“Right now, nobody’s winning,” he said.
But Slate said the marina owners’ contentiousness has left the city with no other option but winning its legal battle. The matter is now in the hands of the state Appeals Court.
“The only avenue we have is in the courts,” Slate said.
In response to a question about mayoral appointments, Slate said he would consider giving one-year appointments to the current department heads working under Mayor Bill Scanlon, who is retiring after 18 years in office. Slate said both he and the department heads could then evaluate their working relationship.
Cahill said he would keep some people on but would naturally also want to bring in some of his own.
Asked where they would cut the city’s $106 million budget, both candidates said it was already tight. Slate said he would look to new growth to raise tax revenue. Cahill mentioned saving money through sharing services with other communities, pursuing grants more aggressively and seeking the help of nonprofits in the city.
The mayoral candidates, as well as all of the other candidates who spoke last night, agreed with the need for more transparency in city government.
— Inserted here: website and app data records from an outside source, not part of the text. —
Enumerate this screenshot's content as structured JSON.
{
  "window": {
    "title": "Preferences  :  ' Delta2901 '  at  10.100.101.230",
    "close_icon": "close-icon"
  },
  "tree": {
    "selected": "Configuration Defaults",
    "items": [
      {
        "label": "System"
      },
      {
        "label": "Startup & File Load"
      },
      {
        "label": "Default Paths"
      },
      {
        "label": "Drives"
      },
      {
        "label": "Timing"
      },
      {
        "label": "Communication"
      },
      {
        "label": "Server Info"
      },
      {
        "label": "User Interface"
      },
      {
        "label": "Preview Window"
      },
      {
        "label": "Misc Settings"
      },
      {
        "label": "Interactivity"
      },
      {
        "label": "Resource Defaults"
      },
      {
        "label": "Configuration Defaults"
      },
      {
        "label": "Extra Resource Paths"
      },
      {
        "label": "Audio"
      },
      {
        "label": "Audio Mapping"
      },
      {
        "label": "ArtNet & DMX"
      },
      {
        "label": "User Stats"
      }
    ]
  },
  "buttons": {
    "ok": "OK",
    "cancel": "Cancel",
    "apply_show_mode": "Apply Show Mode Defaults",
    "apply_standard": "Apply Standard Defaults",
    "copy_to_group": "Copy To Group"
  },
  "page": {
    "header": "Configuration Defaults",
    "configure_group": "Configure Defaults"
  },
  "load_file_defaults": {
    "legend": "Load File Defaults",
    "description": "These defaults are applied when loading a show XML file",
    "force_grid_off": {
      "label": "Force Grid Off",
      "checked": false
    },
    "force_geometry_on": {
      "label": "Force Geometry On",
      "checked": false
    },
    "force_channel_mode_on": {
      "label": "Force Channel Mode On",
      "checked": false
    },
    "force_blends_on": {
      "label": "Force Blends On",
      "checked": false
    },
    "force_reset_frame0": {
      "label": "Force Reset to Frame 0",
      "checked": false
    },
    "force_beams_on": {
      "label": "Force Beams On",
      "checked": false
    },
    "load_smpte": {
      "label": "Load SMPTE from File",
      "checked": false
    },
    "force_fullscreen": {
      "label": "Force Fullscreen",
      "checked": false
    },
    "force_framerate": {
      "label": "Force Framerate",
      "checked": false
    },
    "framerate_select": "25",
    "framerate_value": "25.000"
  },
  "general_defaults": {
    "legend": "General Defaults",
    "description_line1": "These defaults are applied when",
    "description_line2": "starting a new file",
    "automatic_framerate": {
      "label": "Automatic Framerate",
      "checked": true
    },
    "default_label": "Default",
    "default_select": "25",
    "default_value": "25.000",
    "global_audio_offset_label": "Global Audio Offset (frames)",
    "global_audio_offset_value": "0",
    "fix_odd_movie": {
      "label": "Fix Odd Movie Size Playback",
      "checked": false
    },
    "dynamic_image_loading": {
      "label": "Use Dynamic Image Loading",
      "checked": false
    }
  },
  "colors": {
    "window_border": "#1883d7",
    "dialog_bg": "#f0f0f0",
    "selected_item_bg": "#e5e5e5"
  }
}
Many cited the recent controversy over the Brimbal Avenue project as an example of where the public should have been kept more informed.
“I believe Mayor Scanlon worked really hard to do what he thought was best for the city, but the public should have been at the table a lot earlier,” Cahill said.
In the Ward 6 City Council debate, incumbent Brett Schetzsle said he was willing to ask tough questions and be an independent voice for Ward 6. He said his opponent, John Frates, “speaks in generalities and focuses on his past.”